My youngest of four was starting preschool and I was eager to start volunteering with animals again. I had volunteered at an animal shelter back in my college days. I spent my time that gray concrete building washing dishes and laundry, kennels and dogs. When the cleaning was done (rarely), the volunteers could take a dog out on a leash to a small paved area in the back for a quick sniff around. The dank and loud shelter was crowded and the kill rate was high. Animals were simply coming in at a faster rate than they were leaving and resources were limited. Dogs didn’t have long to win the heart of an adopter before their time was up. One time I stumbled upon the room where they were administering the euthanasia; the bodies were piled on one side and the pup most recently injected was stumbling around the room while the next one was on the table, wagging his tail, about to receive his last interaction with humans. But I digress…
I attended the volunteer orientation at my local shelter (the Humane Society of Huron Valley in Ann Arbor, MI) in August, a few weeks before preschool started, just to learn more about the opportunities to help. It was clear from the outset that this shelter was much different from the one back in my college town. The euthanasia rate was low, only employed to alleviate suffering of ill animals, or, in rare cases, to put down aggressive dogs for the safety of the shelter staff and volunteers…and the public. The building was newly renovated and brightly lit; the staff was smiling. The shelter is located in a hub of people passionate about animals; the volunteer hours and money donated are impressive. Yet, the fact remains there, as in all shelters around the world, the animals are homeless and there is neverending work to be done.
I was told in the volunteer orientation that 10 hours of non animal-interaction volunteering had to be logged in a new volunteer’s account prior to attending a dog walker training course and getting started handling the animals. Smart tool, I thought, to make sure the volunteers are committed and not just there to pet the pups. We were shown the laundry room, the primary location that new volunteers put in their 10 hours. The laundry machines in animal shelters are among the hardest working anywhere. These massive machines ran from 8am to closing each day and there were carts of dirty laundry awaiting their turn outside the room. Other ways to contribute volunteer hours without animal interactions that I tried in those early days included crate cleaning, poop pickup from the buckets along the walking trails, and administrative paper work.
Those 10 hours flew by in September, and I was eager to attend the dog walking class. I received the clearance email and got online right away to sign up for the next dog walker class (offered periodically)…but the next few were full! Aghast, I signed up for the January dog walker class and kept spending time emptying poop containers and washing crates in my knee high wellies for the next couple weeks. I had thought that the 10 hours of service were my golden ticket to getting back into the dog area and helping make the animals’ time while homeless a little more pleasant, a little less stressful.

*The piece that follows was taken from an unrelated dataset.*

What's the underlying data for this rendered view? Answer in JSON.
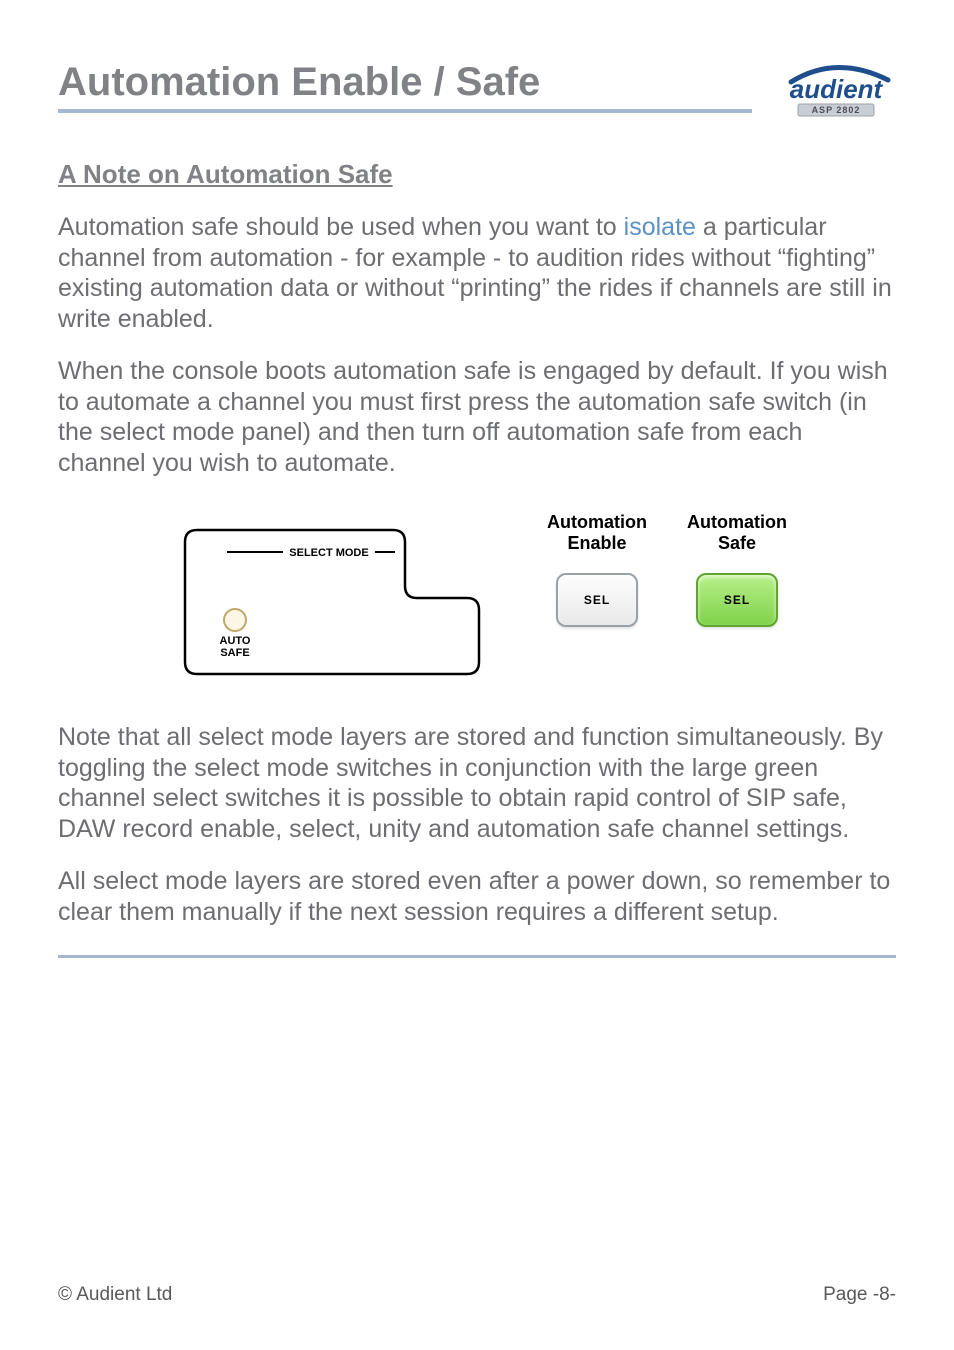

While I was stalking the shelter’s online platform for any cancellations in any earlier dog walking classes, something else caught my eye. Foster Orientation…and there were openings! While I couldn’t yet walk shelter animals, I could bring one home! I signed up and attended the class next week. And so my family’s fostering experience began…and our home was soon to be filled with cats and dogs, puppies and kittens, heartbreaking failures and astronomical successes.